Source records

"""

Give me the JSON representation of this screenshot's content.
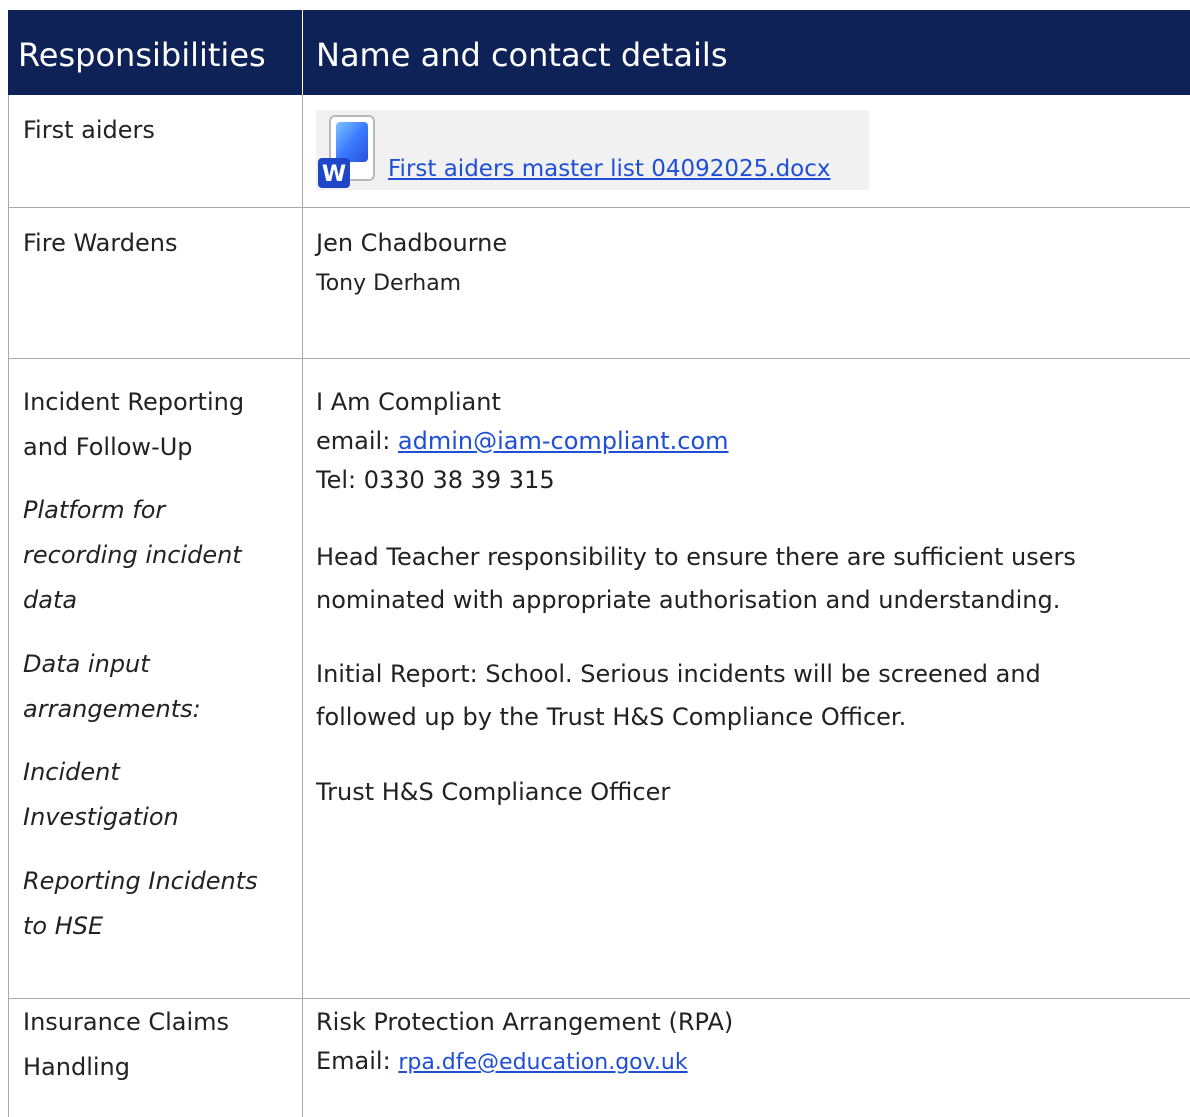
{
  "header": {
    "col1": "Responsibilities",
    "col2": "Name and contact details"
  },
  "rows": {
    "first_aiders": {
      "label": "First aiders",
      "attachment": "First aiders master list 04092025.docx",
      "attachment_icon": "word-document-icon"
    },
    "fire_wardens": {
      "label": "Fire Wardens",
      "name1": "Jen Chadbourne",
      "name2": "Tony Derham"
    },
    "incident": {
      "label_line1": "Incident      Reporting",
      "label_line2": "and Follow-Up",
      "sub1_line1": "Platform for",
      "sub1_line2": "recording incident",
      "sub1_line3": "data",
      "sub2_line1": "Data input",
      "sub2_line2": "arrangements:",
      "sub3_line1": "Incident",
      "sub3_line2": "Investigation",
      "sub4_line1": "Reporting Incidents",
      "sub4_line2": "to HSE",
      "company": "I Am Compliant",
      "email_label": "email: ",
      "email": "admin@iam-compliant.com",
      "tel": "Tel: 0330 38 39 315",
      "para1_line1": "Head Teacher responsibility to ensure there are sufficient users",
      "para1_line2": "nominated with appropriate authorisation and understanding.",
      "para2_line1": "Initial Report: School.  Serious incidents will be screened and",
      "para2_line2": "followed up by the Trust H&S Compliance Officer.",
      "para3": "Trust H&S Compliance Officer"
    },
    "insurance": {
      "label_line1": "Insurance Claims",
      "label_line2": "Handling",
      "org": "Risk Protection Arrangement (RPA)",
      "email_label": "Email: ",
      "email": "rpa.dfe@education.gov.uk"
    }
  },
  "colors": {
    "header_bg": "#0f2257",
    "link": "#1f4fd6",
    "border": "#a9a9a9"
  }
}
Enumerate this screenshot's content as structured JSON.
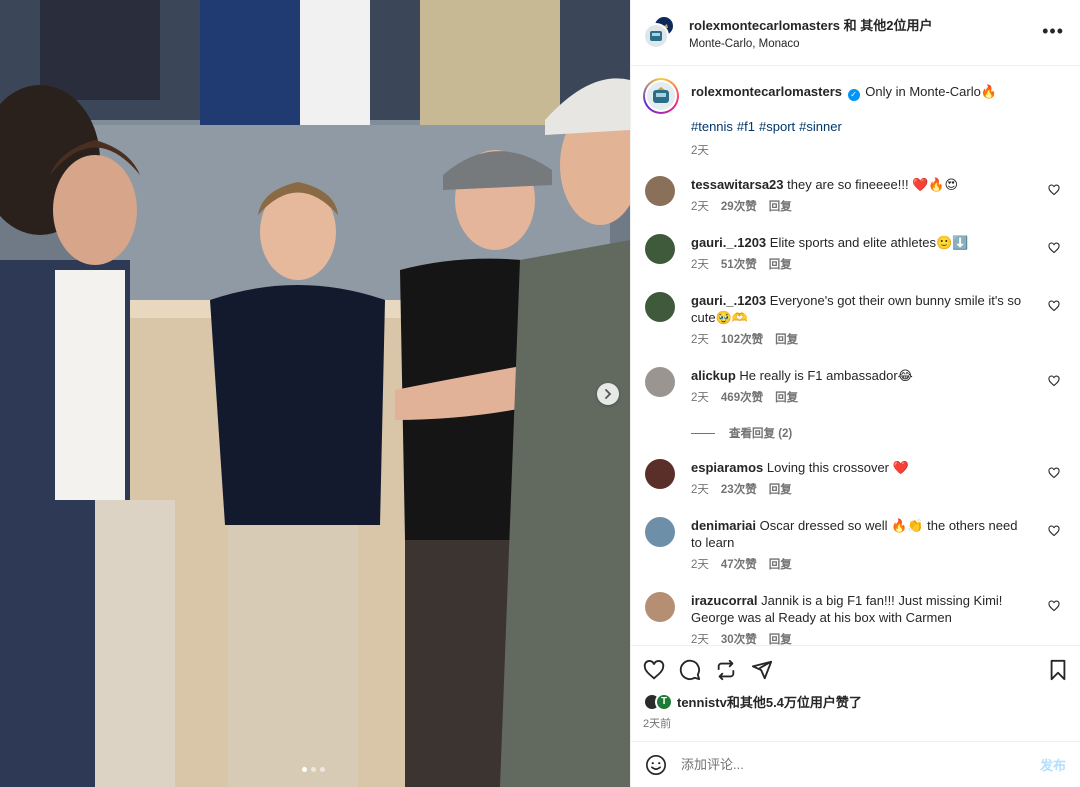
{
  "post": {
    "header": {
      "title": "rolexmontecarlomasters 和 其他2位用户",
      "location": "Monte-Carlo, Monaco"
    },
    "caption": {
      "username": "rolexmontecarlomasters",
      "text": "Only in Monte-Carlo🔥",
      "hashtags": [
        "#tennis",
        "#f1",
        "#sport",
        "#sinner"
      ],
      "age": "2天"
    },
    "comments": [
      {
        "username": "tessawitarsa23",
        "text": "they are so fineeee!!! ❤️🔥😍",
        "age": "2天",
        "likes": "29次赞",
        "reply": "回复",
        "avatar_color": "#8a7058"
      },
      {
        "username": "gauri._.1203",
        "text": "Elite sports and elite athletes🙂⬇️",
        "age": "2天",
        "likes": "51次赞",
        "reply": "回复",
        "avatar_color": "#3f5a3a"
      },
      {
        "username": "gauri._.1203",
        "text": "Everyone's got their own bunny smile it's so cute🥹🫶",
        "age": "2天",
        "likes": "102次赞",
        "reply": "回复",
        "avatar_color": "#3f5a3a"
      },
      {
        "username": "alickup",
        "text": "He really is F1 ambassador😂",
        "age": "2天",
        "likes": "469次赞",
        "reply": "回复",
        "avatar_color": "#9a9590"
      },
      {
        "username": "espiaramos",
        "text": "Loving this crossover ❤️",
        "age": "2天",
        "likes": "23次赞",
        "reply": "回复",
        "avatar_color": "#5a2f2a"
      },
      {
        "username": "denimariai",
        "text": "Oscar dressed so well 🔥👏 the others need to learn",
        "age": "2天",
        "likes": "47次赞",
        "reply": "回复",
        "avatar_color": "#6d8fa8"
      },
      {
        "username": "irazucorral",
        "text": "Jannik is a big F1 fan!!! Just missing Kimi! George was al Ready at his box with Carmen",
        "age": "2天",
        "likes": "30次赞",
        "reply": "回复",
        "avatar_color": "#b58f73"
      }
    ],
    "view_replies": "查看回复 (2)",
    "likes_summary": {
      "user": "tennistv",
      "rest": "和其他5.4万位用户赞了",
      "avatar_letter": "T"
    },
    "post_age": "2天前",
    "add_comment": {
      "placeholder": "添加评论...",
      "post_label": "发布"
    },
    "carousel": {
      "total": 3,
      "current": 1
    },
    "colors": {
      "accent": "#0095f6",
      "hashtag": "#00376b",
      "muted": "#737373"
    }
  }
}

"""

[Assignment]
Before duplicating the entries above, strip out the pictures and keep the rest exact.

[Exercise answer]
Give me the JSON representation of this screenshot's content.
{
  "header": {
    "col1": "Responsibilities",
    "col2": "Name and contact details"
  },
  "rows": {
    "first_aiders": {
      "label": "First aiders",
      "attachment": "First aiders master list 04092025.docx",
      "attachment_icon": "word-document-icon"
    },
    "fire_wardens": {
      "label": "Fire Wardens",
      "name1": "Jen Chadbourne",
      "name2": "Tony Derham"
    },
    "incident": {
      "label_line1": "Incident      Reporting",
      "label_line2": "and Follow-Up",
      "sub1_line1": "Platform for",
      "sub1_line2": "recording incident",
      "sub1_line3": "data",
      "sub2_line1": "Data input",
      "sub2_line2": "arrangements:",
      "sub3_line1": "Incident",
      "sub3_line2": "Investigation",
      "sub4_line1": "Reporting Incidents",
      "sub4_line2": "to HSE",
      "company": "I Am Compliant",
      "email_label": "email: ",
      "email": "admin@iam-compliant.com",
      "tel": "Tel: 0330 38 39 315",
      "para1_line1": "Head Teacher responsibility to ensure there are sufficient users",
      "para1_line2": "nominated with appropriate authorisation and understanding.",
      "para2_line1": "Initial Report: School.  Serious incidents will be screened and",
      "para2_line2": "followed up by the Trust H&S Compliance Officer.",
      "para3": "Trust H&S Compliance Officer"
    },
    "insurance": {
      "label_line1": "Insurance Claims",
      "label_line2": "Handling",
      "org": "Risk Protection Arrangement (RPA)",
      "email_label": "Email: ",
      "email": "rpa.dfe@education.gov.uk"
    }
  },
  "colors": {
    "header_bg": "#0f2257",
    "link": "#1f4fd6",
    "border": "#a9a9a9"
  }
}
Enumerate this screenshot's content as structured JSON.
{
  "post": {
    "header": {
      "title": "rolexmontecarlomasters 和 其他2位用户",
      "location": "Monte-Carlo, Monaco"
    },
    "caption": {
      "username": "rolexmontecarlomasters",
      "text": "Only in Monte-Carlo🔥",
      "hashtags": [
        "#tennis",
        "#f1",
        "#sport",
        "#sinner"
      ],
      "age": "2天"
    },
    "comments": [
      {
        "username": "tessawitarsa23",
        "text": "they are so fineeee!!! ❤️🔥😍",
        "age": "2天",
        "likes": "29次赞",
        "reply": "回复",
        "avatar_color": "#8a7058"
      },
      {
        "username": "gauri._.1203",
        "text": "Elite sports and elite athletes🙂⬇️",
        "age": "2天",
        "likes": "51次赞",
        "reply": "回复",
        "avatar_color": "#3f5a3a"
      },
      {
        "username": "gauri._.1203",
        "text": "Everyone's got their own bunny smile it's so cute🥹🫶",
        "age": "2天",
        "likes": "102次赞",
        "reply": "回复",
        "avatar_color": "#3f5a3a"
      },
      {
        "username": "alickup",
        "text": "He really is F1 ambassador😂",
        "age": "2天",
        "likes": "469次赞",
        "reply": "回复",
        "avatar_color": "#9a9590"
      },
      {
        "username": "espiaramos",
        "text": "Loving this crossover ❤️",
        "age": "2天",
        "likes": "23次赞",
        "reply": "回复",
        "avatar_color": "#5a2f2a"
      },
      {
        "username": "denimariai",
        "text": "Oscar dressed so well 🔥👏 the others need to learn",
        "age": "2天",
        "likes": "47次赞",
        "reply": "回复",
        "avatar_color": "#6d8fa8"
      },
      {
        "username": "irazucorral",
        "text": "Jannik is a big F1 fan!!! Just missing Kimi! George was al Ready at his box with Carmen",
        "age": "2天",
        "likes": "30次赞",
        "reply": "回复",
        "avatar_color": "#b58f73"
      }
    ],
    "view_replies": "查看回复 (2)",
    "likes_summary": {
      "user": "tennistv",
      "rest": "和其他5.4万位用户赞了",
      "avatar_letter": "T"
    },
    "post_age": "2天前",
    "add_comment": {
      "placeholder": "添加评论...",
      "post_label": "发布"
    },
    "carousel": {
      "total": 3,
      "current": 1
    },
    "colors": {
      "accent": "#0095f6",
      "hashtag": "#00376b",
      "muted": "#737373"
    }
  }
}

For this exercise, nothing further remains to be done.